The sculptures of the monument of El Asaffif are ascertained to be more than three thousand five hundred years old.


Thebes, an ancient city and capital of Egypt, and the oldest city in the world, was situated in Upper Egypt, on both sides of the Nile, about two hundred and sixty miles south of Cairo. Thebes is "the city of a hundred gates," the theme and admiration of ancient poets and historians, and the wonder of travelers—"that venerable city," in the language of Dr. Pocoke, "the date of whose destruction is older than the foundation of other cities, and the extent of whose ruins, and the immensity of whose colossal fragments still offer so many astonishing objects, that one is riveted to the spot, unable to decide whither to direct the step, or fix the attention." These ruins extend about eight miles along the Nile, from each bank to the sides of the enclosing mountains, and describe a circuit of twenty-seven miles. The most remarkable objects on the eastern side are the temples of Carnac and Luxor; and on the western side are the Memnonium or palace of Memnon, two colossal statues, the sepulchres of the kings, and the temple of Medinet Abu. The glory of Thebes belongs to a period prior to the commencement of authentic history. It is recorded only in the dim lights of poetry and tradition, which might be suspected of fable, did not such mighty witnesses remain to attest their truth. Strabo and Diodorus Siculus described Thebes under the name of Diospolis (the city of God), and gave such magnificent descriptions of its monuments as caused the fidelity of those writers to be called in question, till the observations of modern travelers proved their accounts to have fallen short of the reality. At the time of the Persian invasion under Cambyses, Memphis had supplanted Thebes; and the Ptolemys afterwards removed the seat of empire to Alexandria. At present, its site presents only a few scattered villages, consisting of miserable cottages built in the courts of the temples. The ancient structures, however, remain in a state of wonderful preservation.
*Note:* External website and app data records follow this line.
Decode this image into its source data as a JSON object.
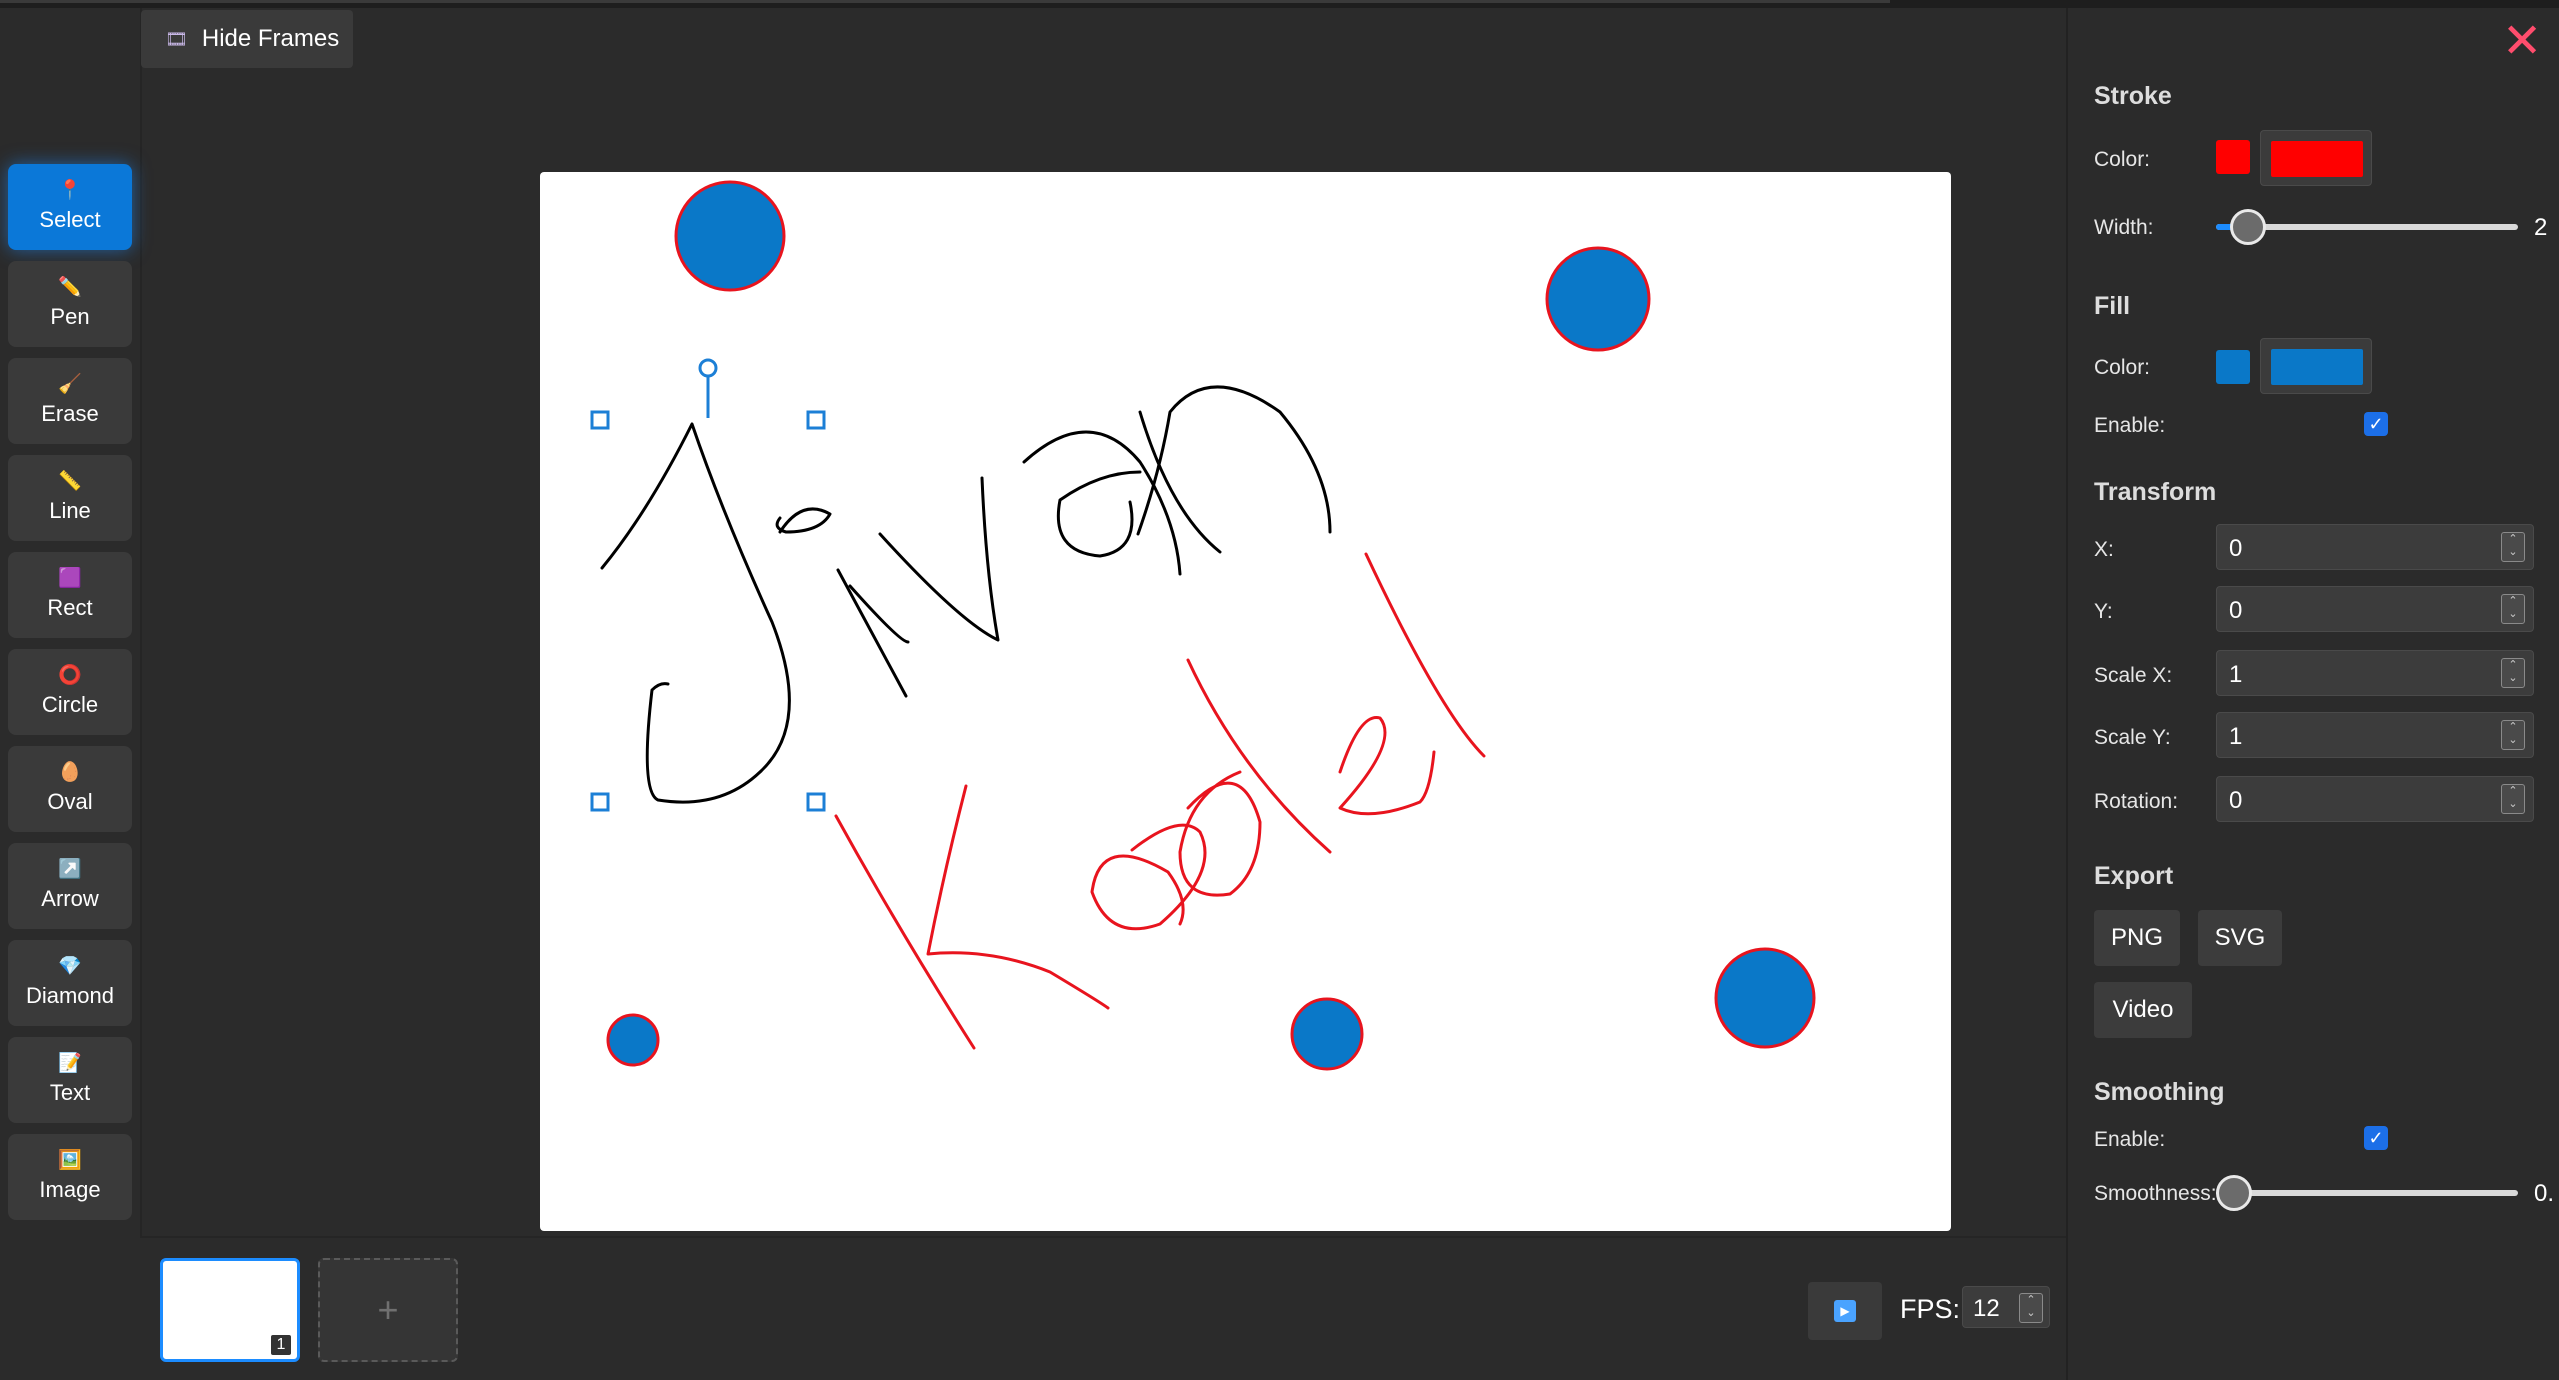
{
  "toolbar": {
    "hide_frames_label": "Hide Frames",
    "tools": [
      {
        "label": "Select",
        "icon": "pin-icon",
        "glyph": "📍"
      },
      {
        "label": "Pen",
        "icon": "pencil-icon",
        "glyph": "✏️"
      },
      {
        "label": "Erase",
        "icon": "broom-icon",
        "glyph": "🧹"
      },
      {
        "label": "Line",
        "icon": "line-icon",
        "glyph": "📏"
      },
      {
        "label": "Rect",
        "icon": "square-icon",
        "glyph": "🟪"
      },
      {
        "label": "Circle",
        "icon": "circle-icon",
        "glyph": "⭕"
      },
      {
        "label": "Oval",
        "icon": "egg-icon",
        "glyph": "🥚"
      },
      {
        "label": "Arrow",
        "icon": "arrow-icon",
        "glyph": "↗️"
      },
      {
        "label": "Diamond",
        "icon": "diamond-icon",
        "glyph": "💎"
      },
      {
        "label": "Text",
        "icon": "text-icon",
        "glyph": "📝"
      },
      {
        "label": "Image",
        "icon": "image-icon",
        "glyph": "🖼️"
      }
    ],
    "active_tool": "Select"
  },
  "frames": {
    "current_frame_number": "1",
    "add_label": "+",
    "fps_label": "FPS:",
    "fps_value": "12"
  },
  "panel": {
    "stroke": {
      "title": "Stroke",
      "color_label": "Color:",
      "color": "#ff0000",
      "width_label": "Width:",
      "width_value": "2"
    },
    "fill": {
      "title": "Fill",
      "color_label": "Color:",
      "color": "#0a78c8",
      "enable_label": "Enable:",
      "enabled": true
    },
    "transform": {
      "title": "Transform",
      "x_label": "X:",
      "x_value": "0",
      "y_label": "Y:",
      "y_value": "0",
      "scalex_label": "Scale X:",
      "scalex_value": "1",
      "scaley_label": "Scale Y:",
      "scaley_value": "1",
      "rotation_label": "Rotation:",
      "rotation_value": "0"
    },
    "export": {
      "title": "Export",
      "png_label": "PNG",
      "svg_label": "SVG",
      "video_label": "Video"
    },
    "smoothing": {
      "title": "Smoothing",
      "enable_label": "Enable:",
      "enabled": true,
      "smoothness_label": "Smoothness:",
      "smoothness_value": "0."
    }
  },
  "canvas": {
    "fill_color": "#0a78c8",
    "stroke_color": "#e8141e",
    "ink_color": "#000000"
  }
}
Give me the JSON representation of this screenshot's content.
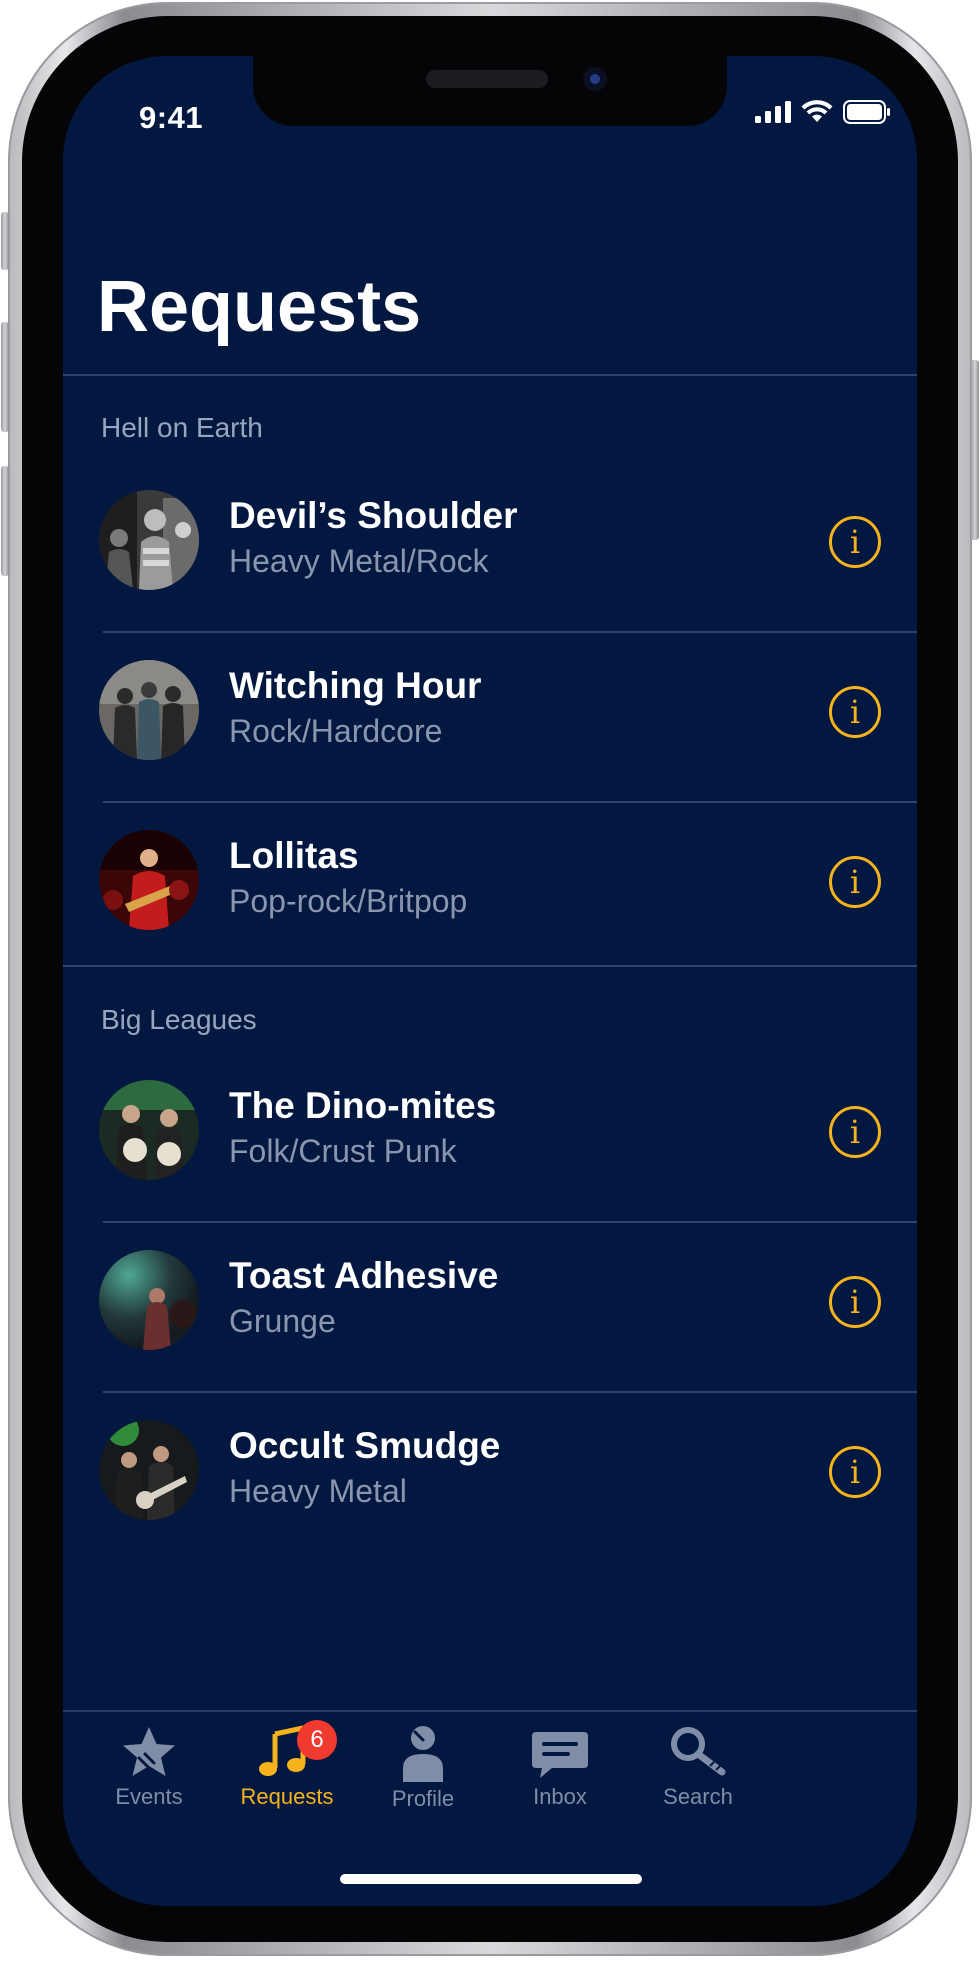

Almost the whole extent of eight miles along the river is covered with magnificent portals, obelisks decorated with most beautiful sculptures, forests of columns, and long avenues of sphynxes and colossal statues....